Stems erect, 1 to 2½ feet high, more or less branching and hairy, from a perennial root. Leaves orbicular in outline, 3 to 4 inches broad with several broad, rounded, toothed lobes; stem leaves deeply cut into narrow segments. Flowers 1 ½ to 2 inches broad, pink or white, slightly musk-scented, clustered in leafy racemes at the summits of the stems and branches; petals five, notched at the apex, several times longer than the pointed, triangular-ovate calyx lobes; stamens numerous, forming a column in the center of the flower; carpels of the fruit fifteen to twenty in number, densely hairy, rounded at the back.
Roadsides, fields and waste places throughout the eastern states. Native of Europe and thoroughly naturalized in many places. Flowering from July to September.
Memoir 15 N. Y. State Museum
Musk Mallow; Musk Plant - Malva moschata

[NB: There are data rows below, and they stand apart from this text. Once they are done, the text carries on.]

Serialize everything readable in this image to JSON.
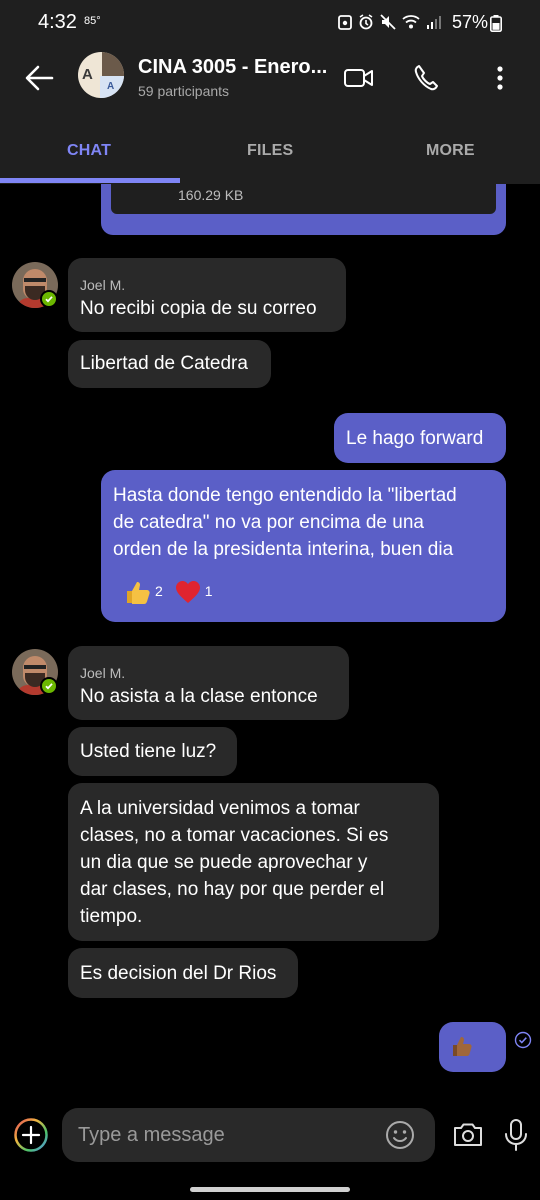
{
  "status_bar": {
    "time": "4:32",
    "temperature": "85°",
    "battery": "57%"
  },
  "header": {
    "title": "CINA 3005 - Enero...",
    "subtitle": "59 participants",
    "avatar_letters": [
      "A",
      "A"
    ]
  },
  "tabs": [
    {
      "label": "CHAT",
      "active": true
    },
    {
      "label": "FILES",
      "active": false
    },
    {
      "label": "MORE",
      "active": false
    }
  ],
  "file_card": {
    "size": "160.29 KB"
  },
  "messages": {
    "group1": {
      "sender": "Joel M.",
      "m1": "No recibi copia de su correo",
      "m2": "Libertad de Catedra"
    },
    "out1": "Le hago forward",
    "out2": {
      "line1": "Hasta donde tengo entendido la \"libertad",
      "line2": "de catedra\" no va por encima de una",
      "line3": "orden de la presidenta interina, buen dia",
      "reactions": [
        {
          "emoji": "thumbs-up",
          "count": "2"
        },
        {
          "emoji": "heart",
          "count": "1"
        }
      ]
    },
    "group2": {
      "sender": "Joel M.",
      "m1": "No asista a la clase entonce",
      "m2": "Usted tiene luz?",
      "m3": {
        "line1": "A la universidad venimos a tomar",
        "line2": "clases, no a tomar vacaciones. Si es",
        "line3": "un dia que se puede aprovechar y",
        "line4": "dar clases, no hay por que perder el",
        "line5": "tiempo."
      },
      "m4": "Es decision del Dr Rios"
    },
    "out3": {
      "emoji": "thumbs-up"
    }
  },
  "composer": {
    "placeholder": "Type a message"
  },
  "colors": {
    "accent": "#7f85f5",
    "outgoing_bubble": "#5b5fc7",
    "incoming_bubble": "#292929",
    "presence_available": "#6bb700"
  }
}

Other Mallows, native of the Old World and adventive or naturalized in the eastern states, are the High Mallow (Malva sylvestris Linnaeus), the Low, Dwarf or Running Mallow, also known as Cheeses (Malva rotundifolia Linnaeus), the Whorled Mallow or Curled Mallow (Malva verticillata Linnaeus) and the Vervain Mallow (Malva alcea Linnaeus). Descriptions of these may be found in the current floras or manuals of botany of the northeastern states.